view article

Figure 2
Interconversions between open-chain and cyclic forms of D-fructose. A furanose ring (on the left) is formed after the 5-hydroxyl (O atom in orange) performs a nucleophilic attack on the ketone (carbonyl containing the O atom in blue). This results in two anomeric configurations (α or β, resulting from the blue O atom lying on the lower or upper side of the ring. respectively), as the ketone C atom is sp2-hybridized and thus planar, and the attack can be performed from either side of the plane. The same holds true for pyranose-ring formation, except that now it is the 6-hydroxyl (O atom in green) which attacks the ketone. A similar mechanism occurs in aldoses (e.g. D-glucose or D-galactose), where the 4- and 5-hydroxyls attack the aldehyde group in position 1 to form furanose and pyranose rings, respectively. Numbers in gold denote all of the potential positions that substituents can adopt in a pyranose ring (1, up and axial; 2, up and equatorial; 3, down and axial; 4, down and equatorial).

Journal logoSTRUCTURAL
ISSN: 2059-7983
Follow Acta Cryst. D
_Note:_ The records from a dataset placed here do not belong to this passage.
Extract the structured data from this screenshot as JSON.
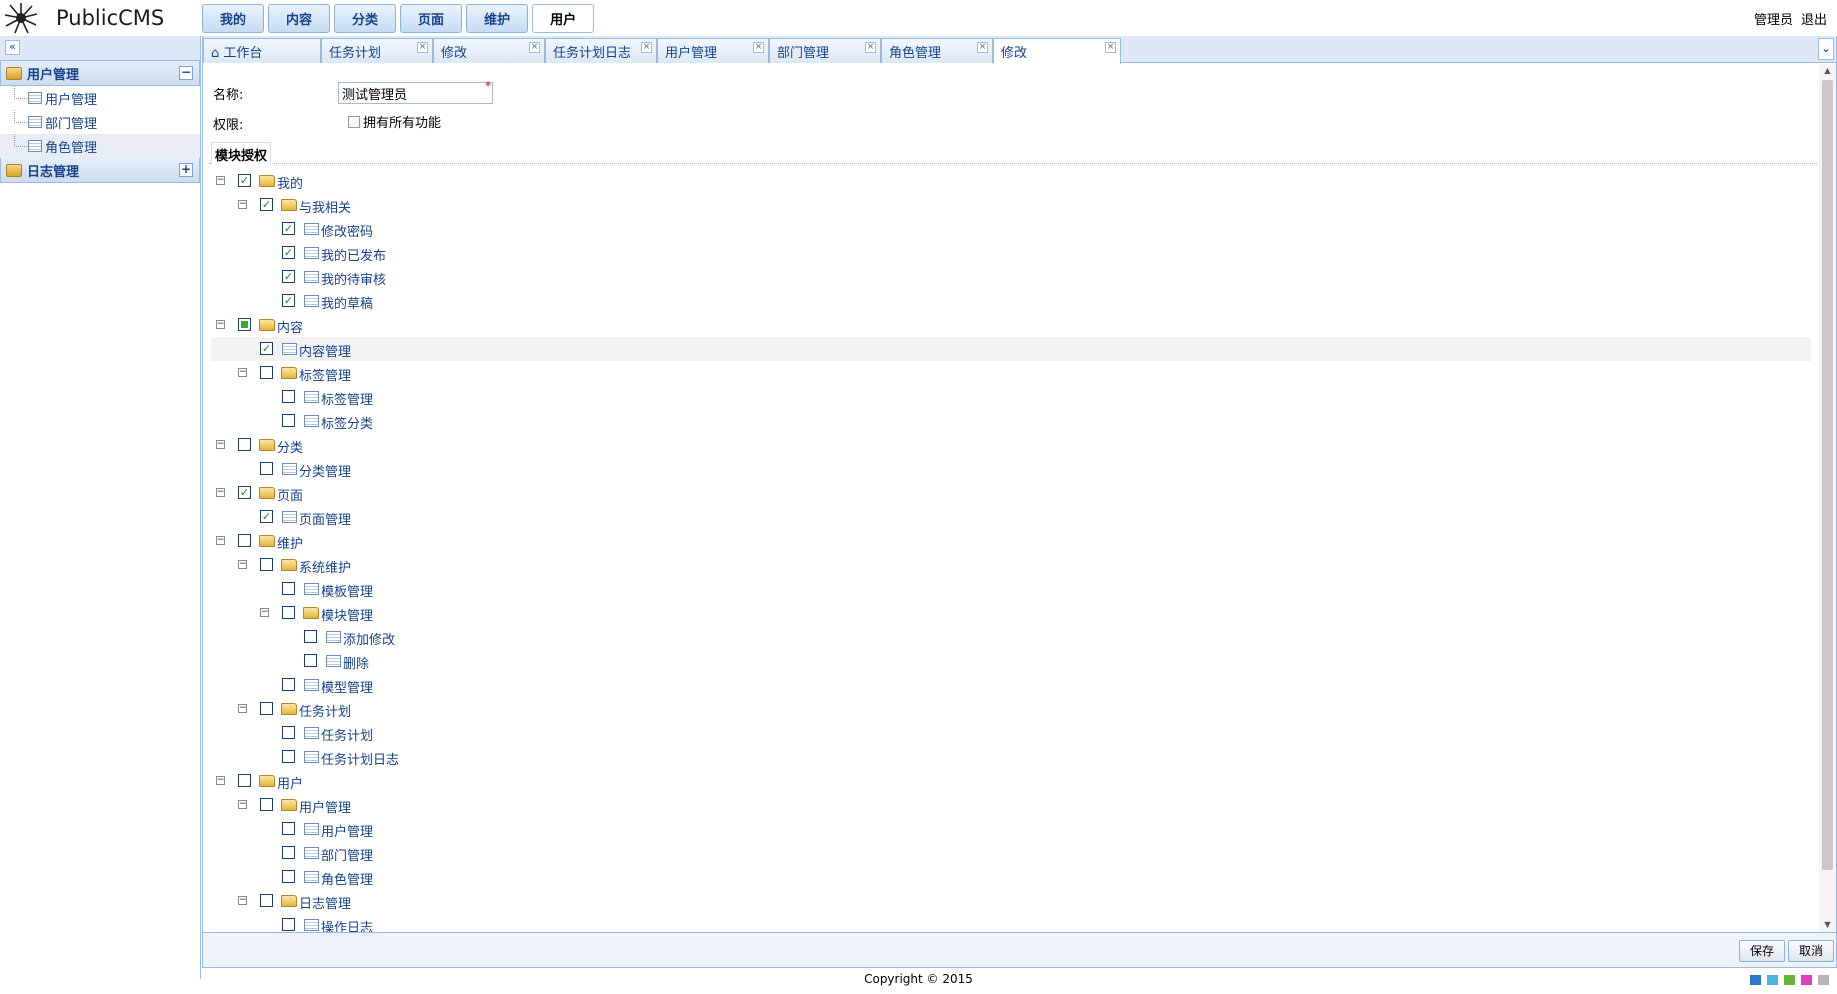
{
  "app": {
    "logo_text": "PublicCMS"
  },
  "nav": [
    {
      "label": "我的",
      "active": false
    },
    {
      "label": "内容",
      "active": false
    },
    {
      "label": "分类",
      "active": false
    },
    {
      "label": "页面",
      "active": false
    },
    {
      "label": "维护",
      "active": false
    },
    {
      "label": "用户",
      "active": true
    }
  ],
  "userbar": {
    "user": "管理员",
    "logout": "退出"
  },
  "sidebar": {
    "groups": [
      {
        "title": "用户管理",
        "toggle": "−",
        "items": [
          {
            "label": "用户管理",
            "selected": false
          },
          {
            "label": "部门管理",
            "selected": false
          },
          {
            "label": "角色管理",
            "selected": true
          }
        ]
      },
      {
        "title": "日志管理",
        "toggle": "+",
        "items": []
      }
    ]
  },
  "tabs": [
    {
      "label": "工作台",
      "closable": false,
      "active": false
    },
    {
      "label": "任务计划",
      "closable": true,
      "active": false
    },
    {
      "label": "修改",
      "closable": true,
      "active": false
    },
    {
      "label": "任务计划日志",
      "closable": true,
      "active": false
    },
    {
      "label": "用户管理",
      "closable": true,
      "active": false
    },
    {
      "label": "部门管理",
      "closable": true,
      "active": false
    },
    {
      "label": "角色管理",
      "closable": true,
      "active": false
    },
    {
      "label": "修改",
      "closable": true,
      "active": true
    }
  ],
  "form": {
    "name_label": "名称:",
    "name_value": "测试管理员",
    "required_mark": "*",
    "perm_label": "权限:",
    "all_perm_label": "拥有所有功能",
    "legend": "模块授权"
  },
  "tree": [
    {
      "label": "我的",
      "level": 0,
      "type": "folder",
      "state": "checked",
      "expand": true
    },
    {
      "label": "与我相关",
      "level": 1,
      "type": "folder",
      "state": "checked",
      "expand": true
    },
    {
      "label": "修改密码",
      "level": 2,
      "type": "page",
      "state": "checked"
    },
    {
      "label": "我的已发布",
      "level": 2,
      "type": "page",
      "state": "checked"
    },
    {
      "label": "我的待审核",
      "level": 2,
      "type": "page",
      "state": "checked"
    },
    {
      "label": "我的草稿",
      "level": 2,
      "type": "page",
      "state": "checked"
    },
    {
      "label": "内容",
      "level": 0,
      "type": "folder",
      "state": "partial",
      "expand": true
    },
    {
      "label": "内容管理",
      "level": 1,
      "type": "page",
      "state": "checked",
      "highlight": true
    },
    {
      "label": "标签管理",
      "level": 1,
      "type": "folder",
      "state": "unchecked",
      "expand": true
    },
    {
      "label": "标签管理",
      "level": 2,
      "type": "page",
      "state": "unchecked"
    },
    {
      "label": "标签分类",
      "level": 2,
      "type": "page",
      "state": "unchecked"
    },
    {
      "label": "分类",
      "level": 0,
      "type": "folder",
      "state": "unchecked",
      "expand": true
    },
    {
      "label": "分类管理",
      "level": 1,
      "type": "page",
      "state": "unchecked"
    },
    {
      "label": "页面",
      "level": 0,
      "type": "folder",
      "state": "checked",
      "expand": true
    },
    {
      "label": "页面管理",
      "level": 1,
      "type": "page",
      "state": "checked"
    },
    {
      "label": "维护",
      "level": 0,
      "type": "folder",
      "state": "unchecked",
      "expand": true
    },
    {
      "label": "系统维护",
      "level": 1,
      "type": "folder",
      "state": "unchecked",
      "expand": true
    },
    {
      "label": "模板管理",
      "level": 2,
      "type": "page",
      "state": "unchecked"
    },
    {
      "label": "模块管理",
      "level": 2,
      "type": "folder",
      "state": "unchecked",
      "expand": true
    },
    {
      "label": "添加修改",
      "level": 3,
      "type": "page",
      "state": "unchecked"
    },
    {
      "label": "删除",
      "level": 3,
      "type": "page",
      "state": "unchecked"
    },
    {
      "label": "模型管理",
      "level": 2,
      "type": "page",
      "state": "unchecked"
    },
    {
      "label": "任务计划",
      "level": 1,
      "type": "folder",
      "state": "unchecked",
      "expand": true
    },
    {
      "label": "任务计划",
      "level": 2,
      "type": "page",
      "state": "unchecked"
    },
    {
      "label": "任务计划日志",
      "level": 2,
      "type": "page",
      "state": "unchecked"
    },
    {
      "label": "用户",
      "level": 0,
      "type": "folder",
      "state": "unchecked",
      "expand": true
    },
    {
      "label": "用户管理",
      "level": 1,
      "type": "folder",
      "state": "unchecked",
      "expand": true
    },
    {
      "label": "用户管理",
      "level": 2,
      "type": "page",
      "state": "unchecked"
    },
    {
      "label": "部门管理",
      "level": 2,
      "type": "page",
      "state": "unchecked"
    },
    {
      "label": "角色管理",
      "level": 2,
      "type": "page",
      "state": "unchecked"
    },
    {
      "label": "日志管理",
      "level": 1,
      "type": "folder",
      "state": "unchecked",
      "expand": true
    },
    {
      "label": "操作日志",
      "level": 2,
      "type": "page",
      "state": "unchecked"
    }
  ],
  "buttons": {
    "save": "保存",
    "cancel": "取消"
  },
  "footer": {
    "copyright": "Copyright © 2015"
  },
  "themes": [
    "#2e76c8",
    "#49b3e6",
    "#63b63a",
    "#e040c0",
    "#b5b5b5"
  ]
}
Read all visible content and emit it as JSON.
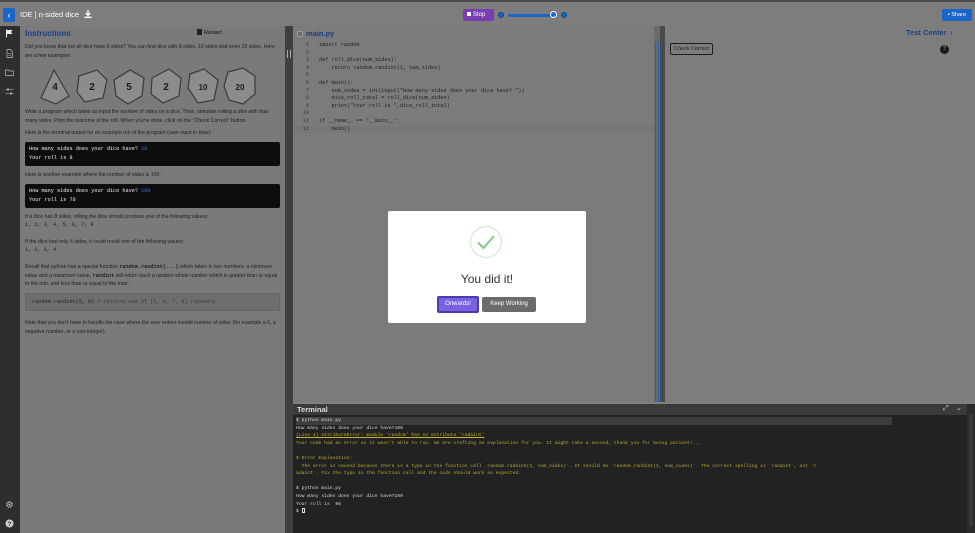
{
  "header": {
    "back_glyph": "‹",
    "breadcrumb": "IDE | n-sided dice",
    "download_icon": "download-icon",
    "stop_label": "Stop",
    "share_label": "Share",
    "speed_level": 0.9
  },
  "rail": {
    "icons": [
      "flag-icon",
      "file-icon",
      "folder-icon",
      "settings-sliders-icon",
      "gear-icon",
      "help-icon"
    ]
  },
  "instructions": {
    "title": "Instructions",
    "restart_label": "Restart",
    "intro": "Did you know that not all dice have 6 sides? You can find dice with 8 sides, 10 sides and even 20 sides. Here are a few examples:",
    "task": "Write a program which takes as input the number of sides on a dice. Then, simulate rolling a dice with that many sides. Print the outcome of the roll. When you're done, click on the \"Check Correct\" button.",
    "example1_label": "Here is the terminal output for an example run of the program (user input in blue):",
    "example1_prompt": "How many sides does your dice have? ",
    "example1_input": "10",
    "example1_result": "Your roll is 8",
    "example2_label": "Here is another example where the number of sides is 100:",
    "example2_prompt": "How many sides does your dice have? ",
    "example2_input": "100",
    "example2_result": "Your roll is 76",
    "eight_label": "If a dice has 8 sides, rolling the dice should produce one of the following values:",
    "eight_values": "1, 2, 3, 4, 5, 6, 7, 8",
    "four_label": "If the dice had only 4 sides, it could result one of the following values:",
    "four_values": "1, 2, 3, 4",
    "recall_a": "Recall that python has a special function ",
    "recall_fn": "random.randint(...)",
    "recall_b": " which takes in two numbers: a minimum value and a maximum value. ",
    "recall_fn2": "randint",
    "recall_c": " will return back a random whole number which is greater than or equal to the min, and less than or equal to the max:",
    "code_example": "random.randint(5, 8)",
    "code_comment": " # returns one of [5, 6, 7, 8] randomly",
    "note": "Note that you don't have to handle the case where the user enters invalid number of sides (for example a 0, a negative number, or a non-integer).",
    "dice_faces": [
      "4",
      "2",
      "5",
      "2",
      "10",
      "20"
    ]
  },
  "editor": {
    "filename": "main.py",
    "lines": [
      {
        "n": "1",
        "t": "import random"
      },
      {
        "n": "2",
        "t": ""
      },
      {
        "n": "3",
        "t": "def roll_dice(num_sides):"
      },
      {
        "n": "4",
        "t": "    return random.randint(1, num_sides)"
      },
      {
        "n": "5",
        "t": ""
      },
      {
        "n": "6",
        "t": "def main():"
      },
      {
        "n": "7",
        "t": "    num_sides = int(input(\"How many sides does your dice have? \"))"
      },
      {
        "n": "8",
        "t": "    dice_roll_total = roll_dice(num_sides)"
      },
      {
        "n": "9",
        "t": "    print(\"Your roll is \",dice_roll_total)"
      },
      {
        "n": "10",
        "t": ""
      },
      {
        "n": "11",
        "t": "if __name__ == '__main__':"
      },
      {
        "n": "12",
        "t": "    main()"
      }
    ]
  },
  "test_center": {
    "title": "Test Center",
    "check_label": "Check Correct",
    "help_glyph": "?"
  },
  "terminal": {
    "title": "Terminal",
    "lines": [
      "$ python main.py",
      "How many sides does your dice have?100",
      "(Line 4) AttributeError: module 'random' has no attribute 'radaint'",
      "Your code had an error so it wasn't able to run. We are crafting an explanation for you. It might take a second, thank you for being patient!...",
      "",
      "$ Error Explanation:",
      "  The error is caused because there is a typo in the function call `random.radaint(1, num_sides)`. It should be `random.randint(1, num_sides)`. The correct spelling is `randint`, not `r",
      "adaint`. Fix the typo in the function call and the code should work as expected.",
      "",
      "$ python main.py",
      "How many sides does your dice have?100",
      "Your roll is  96",
      "$ "
    ]
  },
  "modal": {
    "title": "You did it!",
    "onwards_label": "Onwards!",
    "keep_label": "Keep Working"
  }
}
Sign up for e-alerts
Follow Acta Cryst. on Twitter
Follow us on facebook
Sign up for RSS feeds